The main focus of my research is the eco-evolutionary dynamics of microbial populations. Microbes affect nearly every aspect of life on Earth, from carbon fixation to human health. Microbial communities often grow in aggregated forms, such as biofilms, because these structures offer protection from external factors such as predation and environmental fluctuations. The high density and cell-to-cell proximity in these microbial communities can greatly influence social microbial interactions, which in turn affect the spatial assortment of genotypes and community expansion dynamics. Investigating the spatio-temporal dynamics of microbial communities can provide fundamental insights into important ecological and evolutionary processes such as the spread of invasive species, the evolution of dispersal, the co-evolutionary dynamics of hosts and pathogens, and the spread of antibiotic resistance via horizontal gene transfer. Collectively, these processes have repercussions in medicine, industry and agriculture. My approach to biological problems is to combine genetic engineering, laboratory experimentation and theoretical modeling.

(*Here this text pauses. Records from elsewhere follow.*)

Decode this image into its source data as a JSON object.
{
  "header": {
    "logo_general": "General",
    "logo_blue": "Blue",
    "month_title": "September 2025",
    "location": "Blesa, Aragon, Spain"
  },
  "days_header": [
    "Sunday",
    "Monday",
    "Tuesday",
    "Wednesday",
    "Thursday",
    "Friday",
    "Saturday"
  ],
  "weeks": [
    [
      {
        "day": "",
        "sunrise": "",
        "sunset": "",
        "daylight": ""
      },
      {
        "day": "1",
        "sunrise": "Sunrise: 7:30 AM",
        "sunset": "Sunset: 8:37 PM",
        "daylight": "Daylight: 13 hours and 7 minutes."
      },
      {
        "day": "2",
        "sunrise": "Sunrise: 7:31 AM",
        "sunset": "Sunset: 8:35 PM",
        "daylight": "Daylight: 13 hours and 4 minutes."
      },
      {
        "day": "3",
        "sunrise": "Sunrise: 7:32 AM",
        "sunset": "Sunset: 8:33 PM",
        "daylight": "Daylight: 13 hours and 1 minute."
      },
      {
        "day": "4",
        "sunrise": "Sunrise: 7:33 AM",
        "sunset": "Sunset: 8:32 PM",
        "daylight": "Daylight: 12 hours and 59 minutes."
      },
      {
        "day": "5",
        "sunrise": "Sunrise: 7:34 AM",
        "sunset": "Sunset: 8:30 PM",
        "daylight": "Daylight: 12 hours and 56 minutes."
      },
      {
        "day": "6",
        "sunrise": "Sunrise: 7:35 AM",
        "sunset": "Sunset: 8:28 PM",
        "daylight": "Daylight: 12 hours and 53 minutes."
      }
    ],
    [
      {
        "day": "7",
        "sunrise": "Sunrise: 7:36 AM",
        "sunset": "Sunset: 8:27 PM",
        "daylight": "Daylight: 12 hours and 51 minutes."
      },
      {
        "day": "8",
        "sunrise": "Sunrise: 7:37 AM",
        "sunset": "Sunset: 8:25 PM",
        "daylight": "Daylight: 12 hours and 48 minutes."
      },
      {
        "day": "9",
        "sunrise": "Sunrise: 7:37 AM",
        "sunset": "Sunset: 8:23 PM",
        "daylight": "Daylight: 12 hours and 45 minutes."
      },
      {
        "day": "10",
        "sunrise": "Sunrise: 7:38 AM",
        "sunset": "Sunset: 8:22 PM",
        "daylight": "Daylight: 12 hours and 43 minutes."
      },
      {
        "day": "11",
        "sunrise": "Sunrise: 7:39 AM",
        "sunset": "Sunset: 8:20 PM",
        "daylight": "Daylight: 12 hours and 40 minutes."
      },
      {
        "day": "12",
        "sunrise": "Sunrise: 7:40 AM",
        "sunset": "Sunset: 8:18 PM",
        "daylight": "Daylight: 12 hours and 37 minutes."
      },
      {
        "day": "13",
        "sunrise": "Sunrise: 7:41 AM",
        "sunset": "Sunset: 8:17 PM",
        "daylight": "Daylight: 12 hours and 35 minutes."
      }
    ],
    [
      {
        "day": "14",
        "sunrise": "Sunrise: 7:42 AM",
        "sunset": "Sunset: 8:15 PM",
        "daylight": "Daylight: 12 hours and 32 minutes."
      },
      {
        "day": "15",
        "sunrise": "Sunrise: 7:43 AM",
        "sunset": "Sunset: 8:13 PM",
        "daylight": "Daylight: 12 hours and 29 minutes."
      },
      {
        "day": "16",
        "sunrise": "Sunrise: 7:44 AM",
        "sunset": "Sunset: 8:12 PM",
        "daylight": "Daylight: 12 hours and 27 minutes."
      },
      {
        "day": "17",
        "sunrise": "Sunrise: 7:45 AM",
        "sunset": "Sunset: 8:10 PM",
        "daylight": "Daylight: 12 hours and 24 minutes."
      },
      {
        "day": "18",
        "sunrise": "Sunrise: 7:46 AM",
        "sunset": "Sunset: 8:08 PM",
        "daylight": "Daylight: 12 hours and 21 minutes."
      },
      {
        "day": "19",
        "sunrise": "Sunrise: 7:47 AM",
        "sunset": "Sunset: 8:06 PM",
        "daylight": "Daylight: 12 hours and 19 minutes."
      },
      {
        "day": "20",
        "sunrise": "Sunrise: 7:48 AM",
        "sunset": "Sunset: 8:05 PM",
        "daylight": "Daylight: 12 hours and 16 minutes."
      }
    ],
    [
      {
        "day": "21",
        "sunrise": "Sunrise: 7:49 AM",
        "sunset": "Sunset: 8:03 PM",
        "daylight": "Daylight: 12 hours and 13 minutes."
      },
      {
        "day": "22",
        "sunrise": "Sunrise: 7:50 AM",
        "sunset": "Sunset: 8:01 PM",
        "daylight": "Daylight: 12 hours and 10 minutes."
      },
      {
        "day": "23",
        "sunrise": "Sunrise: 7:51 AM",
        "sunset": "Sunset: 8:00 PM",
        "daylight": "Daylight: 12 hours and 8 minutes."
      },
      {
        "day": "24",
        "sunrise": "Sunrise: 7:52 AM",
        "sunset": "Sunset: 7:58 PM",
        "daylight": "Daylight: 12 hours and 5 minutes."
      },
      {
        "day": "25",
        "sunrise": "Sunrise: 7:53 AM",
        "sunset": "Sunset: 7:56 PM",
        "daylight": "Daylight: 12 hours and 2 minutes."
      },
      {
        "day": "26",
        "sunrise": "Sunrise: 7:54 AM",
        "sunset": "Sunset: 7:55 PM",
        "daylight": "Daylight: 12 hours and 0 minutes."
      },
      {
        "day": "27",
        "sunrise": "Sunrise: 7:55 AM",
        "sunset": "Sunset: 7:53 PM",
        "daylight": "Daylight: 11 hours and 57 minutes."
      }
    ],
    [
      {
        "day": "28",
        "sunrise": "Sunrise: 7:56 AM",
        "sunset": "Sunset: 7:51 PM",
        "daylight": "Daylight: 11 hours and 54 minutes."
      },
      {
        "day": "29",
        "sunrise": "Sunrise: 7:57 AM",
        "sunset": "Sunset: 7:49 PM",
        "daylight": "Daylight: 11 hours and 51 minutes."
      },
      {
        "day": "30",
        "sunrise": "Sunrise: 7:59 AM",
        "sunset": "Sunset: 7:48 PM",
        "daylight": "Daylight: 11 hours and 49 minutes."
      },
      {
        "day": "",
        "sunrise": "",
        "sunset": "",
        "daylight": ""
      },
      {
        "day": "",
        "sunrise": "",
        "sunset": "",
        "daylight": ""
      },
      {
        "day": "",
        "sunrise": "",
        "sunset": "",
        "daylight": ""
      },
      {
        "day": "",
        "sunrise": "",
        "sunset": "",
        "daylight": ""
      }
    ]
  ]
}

I also enjoy applying Statistical Physics methods to the study of ecological patterns and processes. In this line of research I am investigating the emergence of widespread scaling patterns that characterize the distribution of species, their abundances and body sizes in ecosystems. To investigate such topics, I value the combination of mathematical modeling and microcosm experimentation.